PROBLEM DETAILS: Work through the data line by line, gathering every line that has the word "وصوص".

ENTRIES SUPPLIED Start Marker

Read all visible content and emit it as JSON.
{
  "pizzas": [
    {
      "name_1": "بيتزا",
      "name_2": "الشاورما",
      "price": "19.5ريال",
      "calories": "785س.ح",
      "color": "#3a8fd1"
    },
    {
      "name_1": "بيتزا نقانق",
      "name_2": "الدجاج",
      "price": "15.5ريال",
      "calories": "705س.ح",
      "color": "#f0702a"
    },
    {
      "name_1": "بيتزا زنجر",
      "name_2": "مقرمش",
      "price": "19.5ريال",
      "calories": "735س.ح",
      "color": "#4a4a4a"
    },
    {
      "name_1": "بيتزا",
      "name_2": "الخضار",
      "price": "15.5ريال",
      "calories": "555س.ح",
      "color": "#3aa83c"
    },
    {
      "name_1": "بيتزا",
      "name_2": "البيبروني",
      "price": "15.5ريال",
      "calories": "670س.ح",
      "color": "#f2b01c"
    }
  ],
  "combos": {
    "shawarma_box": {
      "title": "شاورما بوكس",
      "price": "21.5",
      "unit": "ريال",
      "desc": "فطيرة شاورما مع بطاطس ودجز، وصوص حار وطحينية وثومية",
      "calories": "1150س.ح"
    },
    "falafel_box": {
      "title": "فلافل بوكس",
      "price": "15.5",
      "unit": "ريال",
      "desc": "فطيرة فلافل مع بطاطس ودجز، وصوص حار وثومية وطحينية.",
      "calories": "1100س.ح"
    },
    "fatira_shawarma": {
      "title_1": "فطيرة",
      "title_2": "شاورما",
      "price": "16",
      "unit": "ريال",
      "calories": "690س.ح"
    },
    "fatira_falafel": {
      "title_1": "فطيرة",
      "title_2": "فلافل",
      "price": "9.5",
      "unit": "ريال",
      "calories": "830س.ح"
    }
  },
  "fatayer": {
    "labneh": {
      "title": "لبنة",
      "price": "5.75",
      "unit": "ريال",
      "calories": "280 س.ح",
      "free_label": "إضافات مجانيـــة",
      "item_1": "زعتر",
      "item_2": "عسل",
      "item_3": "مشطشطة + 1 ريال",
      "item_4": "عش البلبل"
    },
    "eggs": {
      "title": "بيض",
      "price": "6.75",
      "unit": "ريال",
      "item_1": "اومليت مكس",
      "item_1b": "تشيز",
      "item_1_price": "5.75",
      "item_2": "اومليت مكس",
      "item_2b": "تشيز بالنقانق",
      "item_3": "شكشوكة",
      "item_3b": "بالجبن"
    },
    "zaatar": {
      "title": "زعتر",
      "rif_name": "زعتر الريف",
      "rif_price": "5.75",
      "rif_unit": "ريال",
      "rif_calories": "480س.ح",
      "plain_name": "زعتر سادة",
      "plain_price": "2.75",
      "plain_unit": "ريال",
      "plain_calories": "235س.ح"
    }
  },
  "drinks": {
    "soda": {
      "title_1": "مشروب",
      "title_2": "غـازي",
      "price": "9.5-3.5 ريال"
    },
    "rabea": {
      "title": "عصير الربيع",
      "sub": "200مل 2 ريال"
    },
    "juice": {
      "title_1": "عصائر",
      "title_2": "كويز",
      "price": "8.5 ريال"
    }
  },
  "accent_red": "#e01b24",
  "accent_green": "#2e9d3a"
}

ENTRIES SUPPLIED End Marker

WRITTEN ANSWER:
      "desc": "فطيرة شاورما مع بطاطس ودجز، وصوص حار وطحينية وثومية",
      "desc": "فطيرة فلافل مع بطاطس ودجز، وصوص حار وثومية وطحينية.",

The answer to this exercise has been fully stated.